Inside the crontab prompt, insert the following mongodump command:

crontab

3 3 * * * mongodump --out /var/backups/mongobackups/`date +"%m-%d-%y"` 

In the above command, we omit the --db argument on purpose because you will typically want to have all of your databases backed up.

Depending on your MongoDB database sizes, you may soon run out of disk space with too many backups. That’s why it’s also recommended to clean the old backups regularly or to compress them.

For example, to delete all the backups older than seven days, you can use the following bash command:

  • find /var/backups/mongobackups/ -mtime +7 -exec rm -rf {} ;

Similarly to the previous mongodump command, you can also add this as a cron job. It should run just before you start the next backup, e.g., at 03:01 AM. For this purpose, open crontab again:

  • sudo crontab -e

After that insert the following line:

crontab

3 1 * * * find /var/backups/mongobackups/ -mtime +7 -exec rm -rf {} ; 

save and close the file.

Completing all the tasks in this step will ensure a proper backup solution for your MongoDB databases.

Step 3 — Using mongorestore to Restore and Migrate a MongoDB Database

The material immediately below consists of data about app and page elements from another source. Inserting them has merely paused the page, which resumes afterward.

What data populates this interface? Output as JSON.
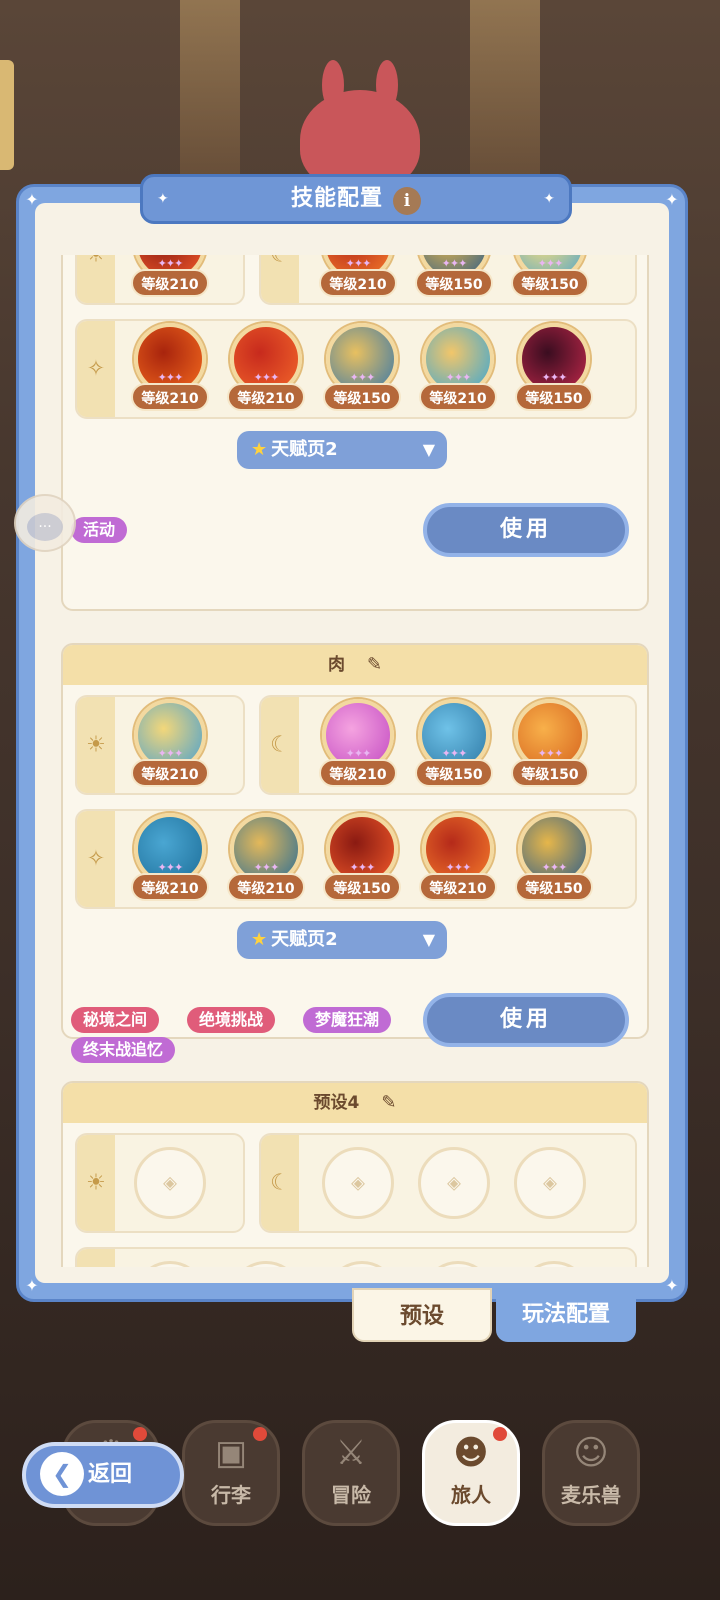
{
  "title": "技能配置",
  "info_label": "i",
  "chat_label": "···",
  "presets": [
    {
      "name": "",
      "sun_row": [
        {
          "level": "等级210"
        }
      ],
      "moon_row": [
        {
          "level": "等级210"
        },
        {
          "level": "等级150"
        },
        {
          "level": "等级150"
        }
      ],
      "star_row": [
        {
          "level": "等级210"
        },
        {
          "level": "等级210"
        },
        {
          "level": "等级150"
        },
        {
          "level": "等级210"
        },
        {
          "level": "等级150"
        }
      ],
      "talent": "天赋页2",
      "tags": [
        "活动"
      ],
      "use_label": "使用"
    },
    {
      "name": "肉",
      "sun_row": [
        {
          "level": "等级210"
        }
      ],
      "moon_row": [
        {
          "level": "等级210"
        },
        {
          "level": "等级150"
        },
        {
          "level": "等级150"
        }
      ],
      "star_row": [
        {
          "level": "等级210"
        },
        {
          "level": "等级210"
        },
        {
          "level": "等级150"
        },
        {
          "level": "等级210"
        },
        {
          "level": "等级150"
        }
      ],
      "talent": "天赋页2",
      "tags": [
        "秘境之间",
        "绝境挑战",
        "梦魔狂潮",
        "终末战追忆"
      ],
      "use_label": "使用"
    },
    {
      "name": "预设4"
    }
  ],
  "tabs": {
    "preset": "预设",
    "play_config": "玩法配置"
  },
  "back_label": "返回",
  "nav": [
    "行李",
    "冒险",
    "旅人",
    "麦乐兽"
  ],
  "icons": {
    "sun": "☀",
    "moon": "☾",
    "star": "✧",
    "edit": "✎",
    "talent_star": "★",
    "dropdown": "▼",
    "back": "❮",
    "stars": "✦✦✦"
  },
  "colors": {
    "panel": "#7fa6e0",
    "level_badge": "#b5683a",
    "use_button": "#6a8ac4",
    "tag_purple": "#c06bd4",
    "tag_red": "#e05c7a"
  }
}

When you restore your MongoDB database from a previous backup, you have the exact copy of your MongoDB information taken at a particular time, including all the indexes and data types. This is especially useful when you want to migrate your MongoDB databases. For restoring MongoDB, we’ll use the command mongorestore, which works with the binary backups that mongodump produces.

Let’s continue our examples with the newdb database and see how we can restore it from the previously taken backup. We’ll first specify the name of the database with the --nsInclude argument. We’ll be using newdb.* to restore all collections. To restore a single collection such as restaurants, use newdb.restaurants instead.

Then, using --drop, we’ll make sure that the target database is first dropped so that the backup is restored in a clean database. As a final argument we’ll specify the directory of the last backup, which will look something like this: /var/backups/mongobackups/10-29-20/newdb/.

Once you have a timestamped backup, you can restore it using this command:

  • sudo mongorestore --db newdb --drop /var/backups/mongobackups/10-29-20/newdb/

You will see an output like this:

Output2020-10-29T19:25:45.825+0000    the --db and --collection args should only be used when restoring from a BSON file. Other uses are deprecated and will not exist in the future; use --nsInclude instead 2020-10-29T19:25:45.826+0000    building a list of collections to restore from /var/backups/mongobackups/10-29-20/newdb dir 2020-10-29T19:25:45.829+0000    reading metadata for newdb.restaurants from /var/backups/mongobackups/10-29-20/newdb/restaurants.metadata.json 2020-10-29T19:25:45.834+0000    restoring newdb.restaurants from /var/backups/mongobackups/10-29-20/newdb/restaurants.bson 2020-10-29T19:25:46.130+0000    no indexes to restore 2020-10-29T19:25:46.130+0000    finished restoring newdb.restaurants (25359 documents) 2020-10-29T19:25:46.130+0000    done 

In the above case, we are restoring the data on the same server where we created the backup. If you wish to migrate the data to another server and use the same technique, you should copy the backup directory, which is /var/backups/mongobackups/10-29-20/newdb/ in our case, to the other server.

Conclusion

You have now performed some essential tasks related to backing up, restoring, and migrating your MongoDB databases. No production MongoDB server should ever run without a reliable backup strategy, such as the one described here.